Although the kiosk was quite successful, it was considered that a better design could be found. Eventually by 1931 the installation of the No. 1 in rural areas was discontinued.

The Post Office decidedto create a standard phone box that could be used across the country and the chosen design was the concrete Kiosk No.1.

Altogether some 1,000 or so boxes were rolled out across the country outside London. There were several versions of the box. The Mk.235 was the second and differed from the original Mk.234 in that it had metal window frames rather than wooden glazing bars.

Many local authorities were reluctant to give the GPO permission to install the boxes in their high streets. In an era before neon signs, flashing lights and hectic traffic, they were often seen as a vulgar addition to the roadside and there were many fights between aesthetics and practicality.

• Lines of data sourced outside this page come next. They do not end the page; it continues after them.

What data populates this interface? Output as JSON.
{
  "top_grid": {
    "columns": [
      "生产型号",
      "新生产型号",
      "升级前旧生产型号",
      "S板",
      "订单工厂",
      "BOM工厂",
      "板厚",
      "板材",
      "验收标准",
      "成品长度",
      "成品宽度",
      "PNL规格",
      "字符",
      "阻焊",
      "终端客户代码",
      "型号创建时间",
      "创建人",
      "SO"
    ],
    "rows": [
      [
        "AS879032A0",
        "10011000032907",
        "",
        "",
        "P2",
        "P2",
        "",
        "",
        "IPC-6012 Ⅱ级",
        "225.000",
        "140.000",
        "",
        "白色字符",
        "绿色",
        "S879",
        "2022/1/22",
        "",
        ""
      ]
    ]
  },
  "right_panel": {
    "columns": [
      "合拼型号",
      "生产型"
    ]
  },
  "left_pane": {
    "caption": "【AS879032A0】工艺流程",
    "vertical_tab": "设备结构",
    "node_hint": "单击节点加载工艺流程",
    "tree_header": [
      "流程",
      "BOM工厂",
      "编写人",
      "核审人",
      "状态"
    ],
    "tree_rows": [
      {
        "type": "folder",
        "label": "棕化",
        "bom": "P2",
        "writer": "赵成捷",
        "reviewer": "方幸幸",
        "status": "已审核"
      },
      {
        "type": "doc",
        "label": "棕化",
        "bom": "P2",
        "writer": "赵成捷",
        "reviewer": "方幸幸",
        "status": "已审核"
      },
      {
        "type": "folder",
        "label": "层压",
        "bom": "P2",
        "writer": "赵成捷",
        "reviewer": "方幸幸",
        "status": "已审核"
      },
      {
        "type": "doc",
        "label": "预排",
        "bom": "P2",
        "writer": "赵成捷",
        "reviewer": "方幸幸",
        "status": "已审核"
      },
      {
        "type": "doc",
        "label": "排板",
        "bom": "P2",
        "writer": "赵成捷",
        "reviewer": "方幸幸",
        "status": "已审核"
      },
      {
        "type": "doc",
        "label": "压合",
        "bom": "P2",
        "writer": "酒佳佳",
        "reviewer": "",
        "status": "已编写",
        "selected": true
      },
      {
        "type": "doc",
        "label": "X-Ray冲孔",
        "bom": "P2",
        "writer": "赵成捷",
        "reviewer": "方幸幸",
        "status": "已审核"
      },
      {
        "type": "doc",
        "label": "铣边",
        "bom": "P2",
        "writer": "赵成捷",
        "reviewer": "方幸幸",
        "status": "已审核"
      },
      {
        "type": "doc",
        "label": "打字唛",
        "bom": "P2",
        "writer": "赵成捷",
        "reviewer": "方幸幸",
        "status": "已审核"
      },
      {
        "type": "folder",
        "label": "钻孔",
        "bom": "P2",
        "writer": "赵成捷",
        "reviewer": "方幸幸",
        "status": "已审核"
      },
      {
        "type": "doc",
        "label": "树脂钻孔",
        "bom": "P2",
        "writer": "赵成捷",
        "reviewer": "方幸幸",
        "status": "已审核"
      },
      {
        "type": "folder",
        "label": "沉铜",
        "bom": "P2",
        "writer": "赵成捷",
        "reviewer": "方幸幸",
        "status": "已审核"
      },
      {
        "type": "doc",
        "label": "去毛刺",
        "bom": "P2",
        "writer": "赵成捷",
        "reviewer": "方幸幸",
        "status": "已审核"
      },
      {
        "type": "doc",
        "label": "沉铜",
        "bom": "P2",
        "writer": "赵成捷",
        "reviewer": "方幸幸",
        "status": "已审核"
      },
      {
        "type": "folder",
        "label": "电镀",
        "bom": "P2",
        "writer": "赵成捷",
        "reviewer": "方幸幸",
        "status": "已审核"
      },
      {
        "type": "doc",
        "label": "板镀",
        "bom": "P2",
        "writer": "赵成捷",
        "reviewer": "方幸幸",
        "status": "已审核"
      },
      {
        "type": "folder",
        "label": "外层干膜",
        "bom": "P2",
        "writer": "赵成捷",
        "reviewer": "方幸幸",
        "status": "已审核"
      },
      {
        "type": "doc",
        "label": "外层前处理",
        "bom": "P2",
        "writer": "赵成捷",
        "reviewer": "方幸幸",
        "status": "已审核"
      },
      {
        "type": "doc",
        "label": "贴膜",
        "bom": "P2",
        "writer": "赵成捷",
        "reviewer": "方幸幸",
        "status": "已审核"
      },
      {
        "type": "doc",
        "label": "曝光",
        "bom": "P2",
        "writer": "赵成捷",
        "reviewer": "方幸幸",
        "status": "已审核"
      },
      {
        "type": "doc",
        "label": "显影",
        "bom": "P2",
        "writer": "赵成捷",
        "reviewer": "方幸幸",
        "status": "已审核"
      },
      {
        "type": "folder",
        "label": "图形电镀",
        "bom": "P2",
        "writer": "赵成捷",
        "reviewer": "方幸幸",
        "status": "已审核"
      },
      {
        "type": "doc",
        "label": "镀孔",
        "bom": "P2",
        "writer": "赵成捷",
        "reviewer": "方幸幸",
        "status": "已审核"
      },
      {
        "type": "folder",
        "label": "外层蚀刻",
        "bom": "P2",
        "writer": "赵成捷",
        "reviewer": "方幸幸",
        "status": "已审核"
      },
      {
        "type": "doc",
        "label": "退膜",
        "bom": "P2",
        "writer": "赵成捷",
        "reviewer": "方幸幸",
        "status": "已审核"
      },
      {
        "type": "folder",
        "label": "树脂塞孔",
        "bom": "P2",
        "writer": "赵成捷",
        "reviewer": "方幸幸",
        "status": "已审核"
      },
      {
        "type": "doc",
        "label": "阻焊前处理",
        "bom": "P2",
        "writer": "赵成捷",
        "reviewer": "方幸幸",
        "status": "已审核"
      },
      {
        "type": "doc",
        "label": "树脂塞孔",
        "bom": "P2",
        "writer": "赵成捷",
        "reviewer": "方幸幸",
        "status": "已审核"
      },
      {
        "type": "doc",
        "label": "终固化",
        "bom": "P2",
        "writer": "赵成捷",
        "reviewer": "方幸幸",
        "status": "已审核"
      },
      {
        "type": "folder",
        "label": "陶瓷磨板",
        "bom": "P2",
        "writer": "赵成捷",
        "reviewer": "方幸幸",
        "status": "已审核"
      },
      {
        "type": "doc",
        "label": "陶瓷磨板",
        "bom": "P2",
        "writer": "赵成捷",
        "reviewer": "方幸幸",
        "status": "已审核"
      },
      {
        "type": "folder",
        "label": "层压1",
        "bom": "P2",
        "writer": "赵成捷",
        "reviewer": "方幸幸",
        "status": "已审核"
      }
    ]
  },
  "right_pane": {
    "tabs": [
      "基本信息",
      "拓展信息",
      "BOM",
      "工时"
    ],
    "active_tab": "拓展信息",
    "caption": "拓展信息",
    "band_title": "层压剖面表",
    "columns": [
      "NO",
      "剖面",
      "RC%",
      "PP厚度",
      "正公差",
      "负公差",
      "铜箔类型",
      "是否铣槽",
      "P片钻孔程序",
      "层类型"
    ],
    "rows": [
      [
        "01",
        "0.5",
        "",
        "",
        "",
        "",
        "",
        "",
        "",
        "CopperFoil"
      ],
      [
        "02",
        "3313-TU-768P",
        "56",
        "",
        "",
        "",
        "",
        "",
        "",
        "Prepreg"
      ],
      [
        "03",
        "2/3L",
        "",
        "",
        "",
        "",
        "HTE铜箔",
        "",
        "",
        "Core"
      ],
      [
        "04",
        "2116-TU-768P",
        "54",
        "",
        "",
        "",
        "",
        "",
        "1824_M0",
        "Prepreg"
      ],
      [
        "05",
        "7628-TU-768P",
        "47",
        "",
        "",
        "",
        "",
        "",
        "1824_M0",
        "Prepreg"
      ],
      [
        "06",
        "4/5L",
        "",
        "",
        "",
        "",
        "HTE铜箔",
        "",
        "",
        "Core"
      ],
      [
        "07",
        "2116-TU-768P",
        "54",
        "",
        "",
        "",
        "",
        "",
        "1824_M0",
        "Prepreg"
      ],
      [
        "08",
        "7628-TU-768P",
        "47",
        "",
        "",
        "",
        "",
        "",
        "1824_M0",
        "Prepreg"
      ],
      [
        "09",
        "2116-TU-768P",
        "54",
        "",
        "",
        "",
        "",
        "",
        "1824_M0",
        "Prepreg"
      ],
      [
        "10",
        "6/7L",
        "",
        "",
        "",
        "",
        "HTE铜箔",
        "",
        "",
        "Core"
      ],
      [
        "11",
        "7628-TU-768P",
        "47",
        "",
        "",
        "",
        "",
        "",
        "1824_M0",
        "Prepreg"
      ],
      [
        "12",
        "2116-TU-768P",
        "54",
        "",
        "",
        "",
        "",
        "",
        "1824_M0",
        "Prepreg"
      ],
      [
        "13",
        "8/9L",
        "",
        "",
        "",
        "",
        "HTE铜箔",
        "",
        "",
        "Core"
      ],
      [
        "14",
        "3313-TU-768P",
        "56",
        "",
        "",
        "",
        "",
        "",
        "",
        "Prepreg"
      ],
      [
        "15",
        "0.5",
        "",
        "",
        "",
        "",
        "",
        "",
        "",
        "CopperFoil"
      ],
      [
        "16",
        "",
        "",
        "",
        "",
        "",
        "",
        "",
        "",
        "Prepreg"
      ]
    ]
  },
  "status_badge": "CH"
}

In Eastbourne two kiosks were installed only after they were given thatched roofs, but in London the design was never accepted and resistance from local authorities forced the GPO to develop the K2 kiosk.